The investigation of a patient who presents all or some of the clinical manifestations that suggest the existence of Cushing's syndrome, once the administration of exogenous corticosteroids has been ruled out by the questioning, goes through two stages: first, the diagnosis must be established. existence of hypercorticalism; Once this has been confirmed, the second step is to determine the cause of the syndrome.

Evidence for Cushing's syndrome

Short suppression test with dexamethasone. Dexamethasone 1 mg is administered orally at 23 hours. Under normal conditions, plasma cortisol at 8 o'clock the next day is below 1.8 ug%.

Urinary free cortisol. It is the best urinary parameter for the diagnosis of Cushing's syndrome. The upper limit of normality is 100 ug in 24 hours, depending on the procedure used for its quantification.

Urinary 17-hydroxycorticoids. They basically represent the metabolic product of glucocorticoids. Normal values ​​range from 2.5 to 10 mg in 24 hours, or less than 7 mg per gram of creatinine excreted.

Plasma cortisol (circadian rhythm). Normal values ​​are around 20 ug% in the morning and 10 ug% in the afternoon.

Low-dose dexamethasone suppression test. 24-hour urine is collected for the determination of 17-hydroxycorticoids, free cortisol, and creatinine before and on the second day after the administration of 0.5 mg of dexamethasone every 6 hours. Normally 17-hydroxycorticoids decrease to less than 2 mg per day and urinary free cortisol to less than 10 ug in 24 hours.

Tests to determine the etiology of Cushing's syndrome

High-dose dexamethasone suppression test.This test is very useful to differentiate hypothalamic-pituitary Cushing (where a certain degree of functionality of the negative feedback mechanism is maintained), from Cushing caused by adrenal tumors (where ACTH is already suppressed) or by ectopic ACTH production . The protocol to be followed is similar to that of the suppression tests with low doses of dexamethasone, administering 2 mg instead of 0.5 mg of dexamethasone every 6 hours. Suppression of urinary 17-hydroxycorticoids and free cortisol by 40% or more of baseline values ​​suggests Cushing's disease. Adrenal adenomas and carcinomas do not suppress it. This also does not occur in Cushings due to ectopic ACTH production and in 80% of nodular adrenal hyperplasias.

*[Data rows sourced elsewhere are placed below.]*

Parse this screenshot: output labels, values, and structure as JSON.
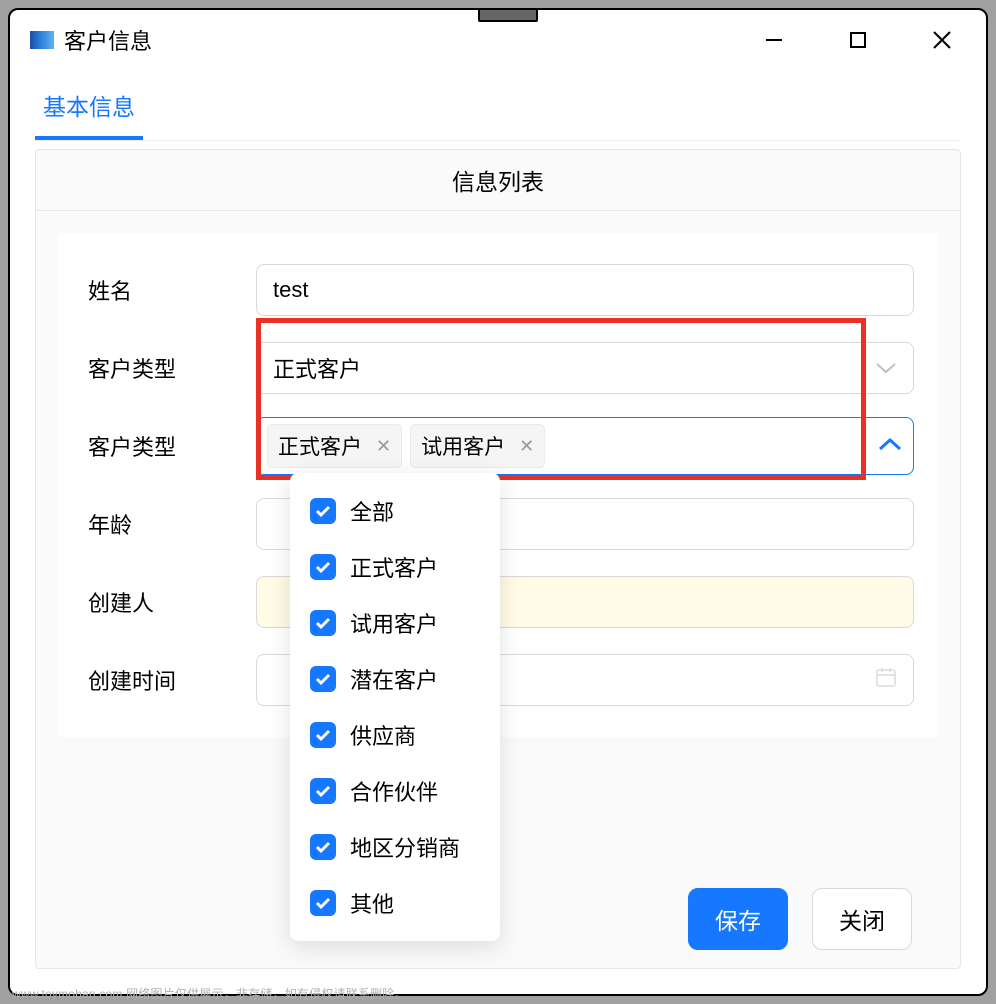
{
  "window": {
    "title": "客户信息"
  },
  "tab": {
    "label": "基本信息"
  },
  "panel": {
    "header": "信息列表"
  },
  "form": {
    "name": {
      "label": "姓名",
      "value": "test"
    },
    "type_single": {
      "label": "客户类型",
      "value": "正式客户"
    },
    "type_multi": {
      "label": "客户类型",
      "tags": [
        {
          "label": "正式客户"
        },
        {
          "label": "试用客户"
        }
      ]
    },
    "age": {
      "label": "年龄"
    },
    "creator": {
      "label": "创建人"
    },
    "created_at": {
      "label": "创建时间"
    }
  },
  "dropdown": {
    "options": [
      {
        "label": "全部",
        "checked": true
      },
      {
        "label": "正式客户",
        "checked": true
      },
      {
        "label": "试用客户",
        "checked": true
      },
      {
        "label": "潜在客户",
        "checked": true
      },
      {
        "label": "供应商",
        "checked": true
      },
      {
        "label": "合作伙伴",
        "checked": true
      },
      {
        "label": "地区分销商",
        "checked": true
      },
      {
        "label": "其他",
        "checked": true
      }
    ]
  },
  "footer": {
    "save": "保存",
    "close": "关闭"
  },
  "watermark": "www.toymoban.com 网络图片仅供展示，非存储，如有侵权请联系删除。"
}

Methopyrone test. It is useful in differentiating Cushing's disease from adrenal tumors. This substance blocks the production of cortisol by inhibiting 11-alpha-hydroxylase, an enzyme that converts 11-deoxycortisol into cortisol. In normal individuals or in patients with Cushing's disease who partially preserve the functionality of the negative feedback system, the decrease in cortisol leads to an increase in ACTH, with the consequent increase in plasma 11-deoxycortisol and urinary 17OH-corticosteroids, which they represent the precursors of cortisol. With the administration of 750 mg every 4 hours for 24 hours, an increase of at least 100% in urinary 17OH-corticosteroids is considered normal. No response is seen in autonomous adrenal tumors.

Plasma ACTH. Normal baseline concentrations in the morning hours are below 100 pg / ml, while in the afternoon they do not exceed 30 ug / ml. Plasma concentrations are very low in autonomous adrenal tumors, "normal" (high relative to concurrent elevated plasma cortisol levels), or slightly above normal in Cushing's cases of hypothalamic-pituitary cause, and very high in cases of ectopic ACTH production.

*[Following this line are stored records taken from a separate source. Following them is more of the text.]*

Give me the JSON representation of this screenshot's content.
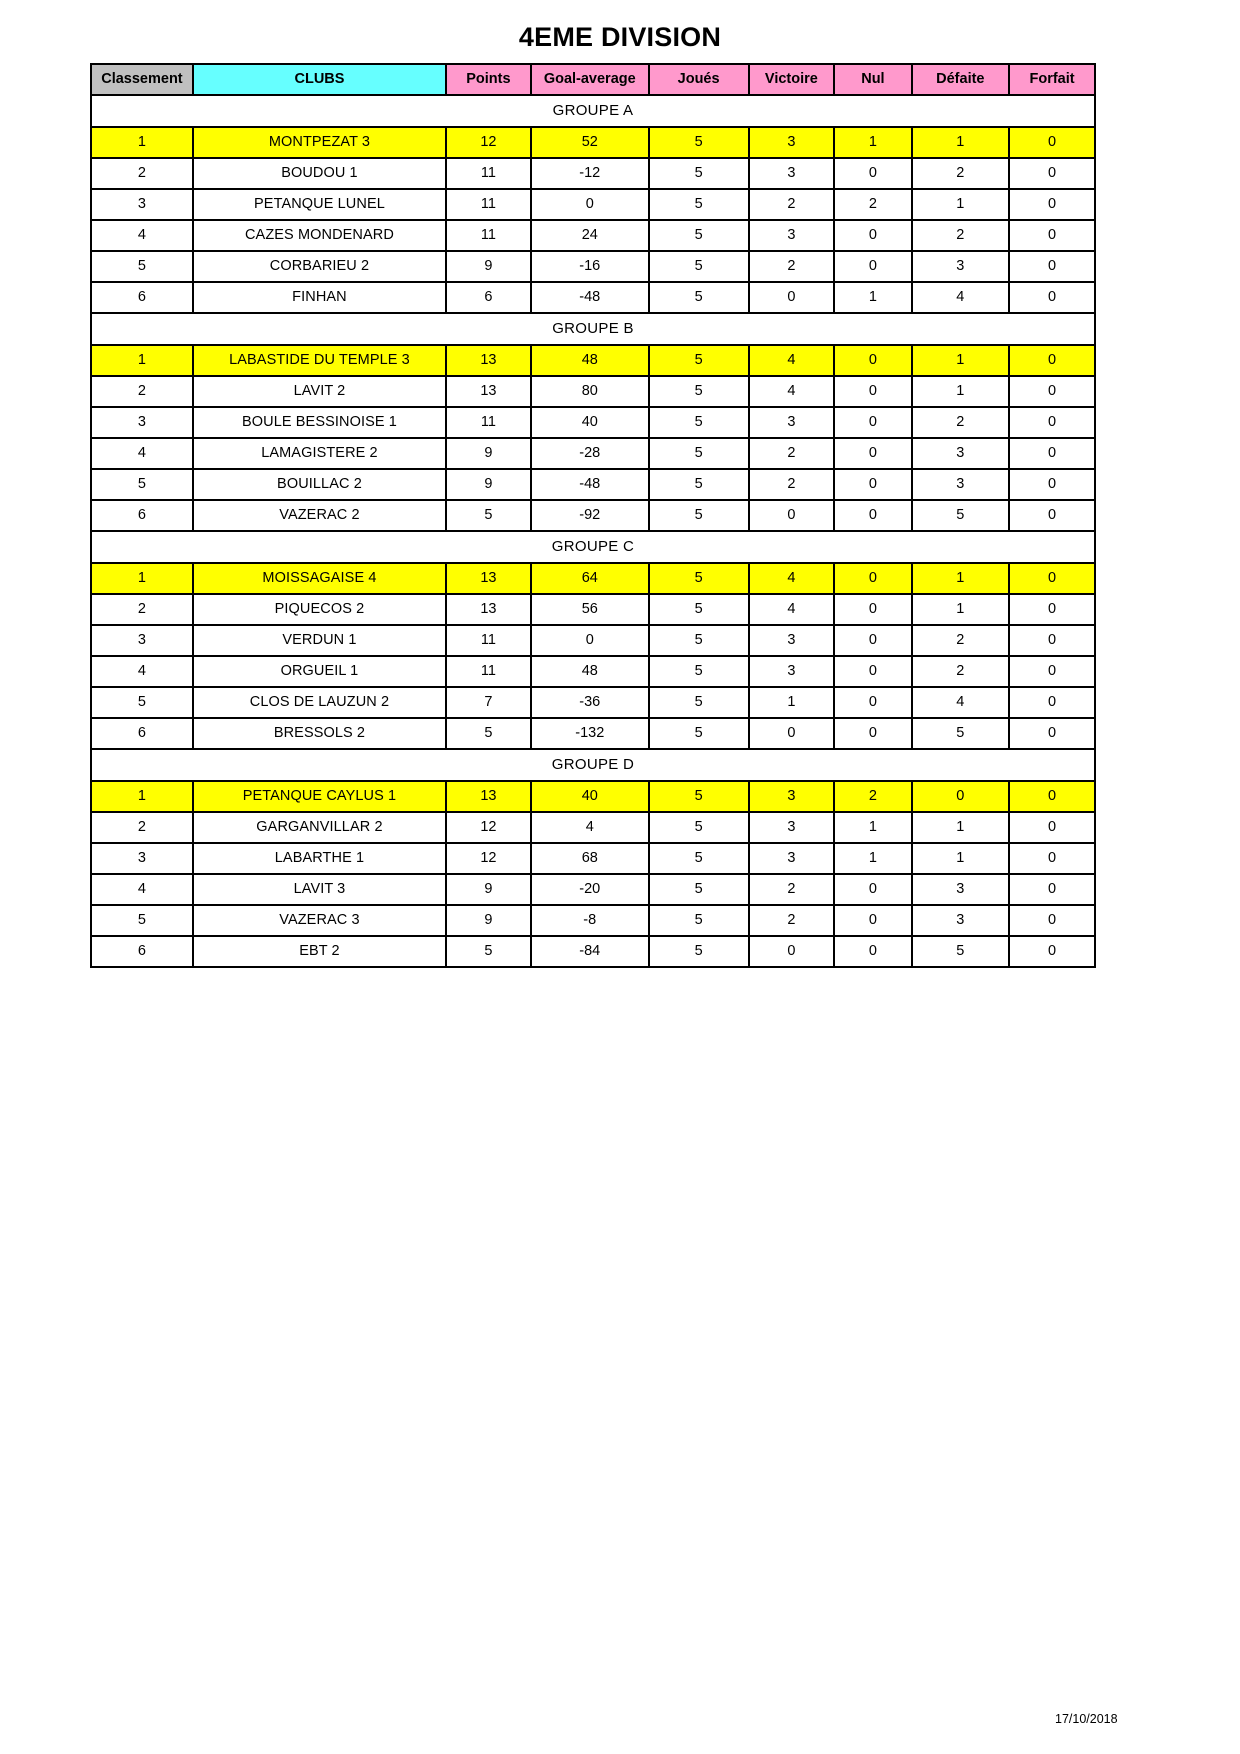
{
  "document": {
    "title": "4EME DIVISION",
    "date": "17/10/2018"
  },
  "table": {
    "headers": {
      "rank": "Classement",
      "club": "CLUBS",
      "points": "Points",
      "goal_average": "Goal-average",
      "played": "Joués",
      "wins": "Victoire",
      "draws": "Nul",
      "losses": "Défaite",
      "forfeits": "Forfait"
    },
    "colors": {
      "rank_header_bg": "#c0c0c0",
      "club_header_bg": "#66ffff",
      "stat_header_bg": "#ff99cc",
      "leader_row_bg": "#ffff00",
      "border": "#000000"
    },
    "groups": [
      {
        "label": "GROUPE A",
        "rows": [
          {
            "rank": "1",
            "club": "MONTPEZAT 3",
            "points": "12",
            "goal_average": "52",
            "played": "5",
            "wins": "3",
            "draws": "1",
            "losses": "1",
            "forfeits": "0",
            "leader": true
          },
          {
            "rank": "2",
            "club": "BOUDOU 1",
            "points": "11",
            "goal_average": "-12",
            "played": "5",
            "wins": "3",
            "draws": "0",
            "losses": "2",
            "forfeits": "0",
            "leader": false
          },
          {
            "rank": "3",
            "club": "PETANQUE LUNEL",
            "points": "11",
            "goal_average": "0",
            "played": "5",
            "wins": "2",
            "draws": "2",
            "losses": "1",
            "forfeits": "0",
            "leader": false
          },
          {
            "rank": "4",
            "club": "CAZES MONDENARD",
            "points": "11",
            "goal_average": "24",
            "played": "5",
            "wins": "3",
            "draws": "0",
            "losses": "2",
            "forfeits": "0",
            "leader": false
          },
          {
            "rank": "5",
            "club": "CORBARIEU 2",
            "points": "9",
            "goal_average": "-16",
            "played": "5",
            "wins": "2",
            "draws": "0",
            "losses": "3",
            "forfeits": "0",
            "leader": false
          },
          {
            "rank": "6",
            "club": "FINHAN",
            "points": "6",
            "goal_average": "-48",
            "played": "5",
            "wins": "0",
            "draws": "1",
            "losses": "4",
            "forfeits": "0",
            "leader": false
          }
        ]
      },
      {
        "label": "GROUPE B",
        "rows": [
          {
            "rank": "1",
            "club": "LABASTIDE DU TEMPLE 3",
            "points": "13",
            "goal_average": "48",
            "played": "5",
            "wins": "4",
            "draws": "0",
            "losses": "1",
            "forfeits": "0",
            "leader": true
          },
          {
            "rank": "2",
            "club": "LAVIT 2",
            "points": "13",
            "goal_average": "80",
            "played": "5",
            "wins": "4",
            "draws": "0",
            "losses": "1",
            "forfeits": "0",
            "leader": false
          },
          {
            "rank": "3",
            "club": "BOULE BESSINOISE 1",
            "points": "11",
            "goal_average": "40",
            "played": "5",
            "wins": "3",
            "draws": "0",
            "losses": "2",
            "forfeits": "0",
            "leader": false
          },
          {
            "rank": "4",
            "club": "LAMAGISTERE 2",
            "points": "9",
            "goal_average": "-28",
            "played": "5",
            "wins": "2",
            "draws": "0",
            "losses": "3",
            "forfeits": "0",
            "leader": false
          },
          {
            "rank": "5",
            "club": "BOUILLAC 2",
            "points": "9",
            "goal_average": "-48",
            "played": "5",
            "wins": "2",
            "draws": "0",
            "losses": "3",
            "forfeits": "0",
            "leader": false
          },
          {
            "rank": "6",
            "club": "VAZERAC 2",
            "points": "5",
            "goal_average": "-92",
            "played": "5",
            "wins": "0",
            "draws": "0",
            "losses": "5",
            "forfeits": "0",
            "leader": false
          }
        ]
      },
      {
        "label": "GROUPE C",
        "rows": [
          {
            "rank": "1",
            "club": "MOISSAGAISE 4",
            "points": "13",
            "goal_average": "64",
            "played": "5",
            "wins": "4",
            "draws": "0",
            "losses": "1",
            "forfeits": "0",
            "leader": true
          },
          {
            "rank": "2",
            "club": "PIQUECOS 2",
            "points": "13",
            "goal_average": "56",
            "played": "5",
            "wins": "4",
            "draws": "0",
            "losses": "1",
            "forfeits": "0",
            "leader": false
          },
          {
            "rank": "3",
            "club": "VERDUN 1",
            "points": "11",
            "goal_average": "0",
            "played": "5",
            "wins": "3",
            "draws": "0",
            "losses": "2",
            "forfeits": "0",
            "leader": false
          },
          {
            "rank": "4",
            "club": "ORGUEIL 1",
            "points": "11",
            "goal_average": "48",
            "played": "5",
            "wins": "3",
            "draws": "0",
            "losses": "2",
            "forfeits": "0",
            "leader": false
          },
          {
            "rank": "5",
            "club": "CLOS DE LAUZUN 2",
            "points": "7",
            "goal_average": "-36",
            "played": "5",
            "wins": "1",
            "draws": "0",
            "losses": "4",
            "forfeits": "0",
            "leader": false
          },
          {
            "rank": "6",
            "club": "BRESSOLS 2",
            "points": "5",
            "goal_average": "-132",
            "played": "5",
            "wins": "0",
            "draws": "0",
            "losses": "5",
            "forfeits": "0",
            "leader": false
          }
        ]
      },
      {
        "label": "GROUPE D",
        "rows": [
          {
            "rank": "1",
            "club": "PETANQUE CAYLUS 1",
            "points": "13",
            "goal_average": "40",
            "played": "5",
            "wins": "3",
            "draws": "2",
            "losses": "0",
            "forfeits": "0",
            "leader": true
          },
          {
            "rank": "2",
            "club": "GARGANVILLAR 2",
            "points": "12",
            "goal_average": "4",
            "played": "5",
            "wins": "3",
            "draws": "1",
            "losses": "1",
            "forfeits": "0",
            "leader": false
          },
          {
            "rank": "3",
            "club": "LABARTHE 1",
            "points": "12",
            "goal_average": "68",
            "played": "5",
            "wins": "3",
            "draws": "1",
            "losses": "1",
            "forfeits": "0",
            "leader": false
          },
          {
            "rank": "4",
            "club": "LAVIT 3",
            "points": "9",
            "goal_average": "-20",
            "played": "5",
            "wins": "2",
            "draws": "0",
            "losses": "3",
            "forfeits": "0",
            "leader": false
          },
          {
            "rank": "5",
            "club": "VAZERAC 3",
            "points": "9",
            "goal_average": "-8",
            "played": "5",
            "wins": "2",
            "draws": "0",
            "losses": "3",
            "forfeits": "0",
            "leader": false
          },
          {
            "rank": "6",
            "club": "EBT 2",
            "points": "5",
            "goal_average": "-84",
            "played": "5",
            "wins": "0",
            "draws": "0",
            "losses": "5",
            "forfeits": "0",
            "leader": false
          }
        ]
      }
    ]
  }
}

Other methods to determine the etiology of Cushing include the CRH (ACTH-releasing hypothalamic hormone) test and catheterization of the inferior petrosal sinuses with ACTH measurement before and following CRH administration.

Localization procedures include MRI of the hypothalamic pituitary region and CT of the abdomen. In this sense, it is important to remember that between 5 and 8% of normal individuals may present incidentalomas of the pituitary or adrenal.

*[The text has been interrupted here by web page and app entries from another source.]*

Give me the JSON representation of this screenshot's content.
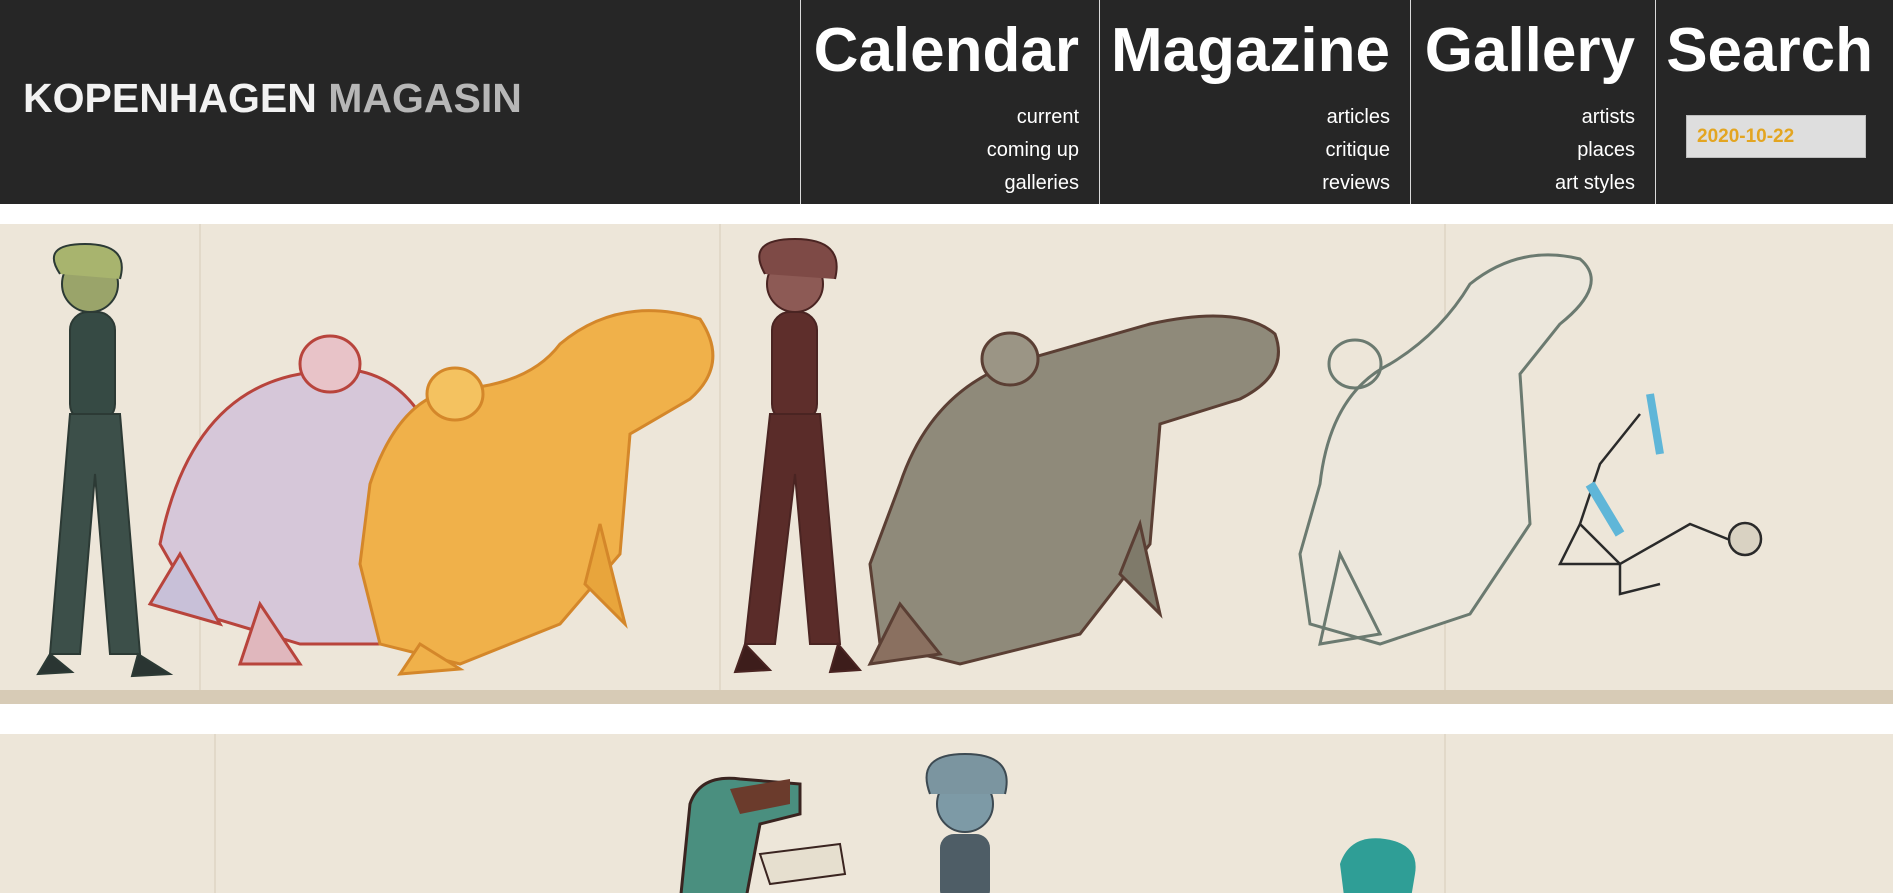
{
  "header": {
    "logo": {
      "part1": "KOPENHAGEN",
      "part2": "MAGASIN"
    },
    "nav": [
      {
        "title": "Calendar",
        "links": [
          "current",
          "coming up",
          "galleries"
        ]
      },
      {
        "title": "Magazine",
        "links": [
          "articles",
          "critique",
          "reviews"
        ]
      },
      {
        "title": "Gallery",
        "links": [
          "artists",
          "places",
          "art styles"
        ]
      }
    ],
    "search": {
      "title": "Search",
      "value": "2020-10-22"
    }
  },
  "colors": {
    "header_bg": "#262626",
    "search_value_color": "#e3a521",
    "paper": "#ede6d9"
  }
}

When the clinical picture and laboratory data suggest the presence of an ectopic Cushing, studies such as chest radiographs that can detect up to 50% of the lesions, or a chest CT scan are necessary.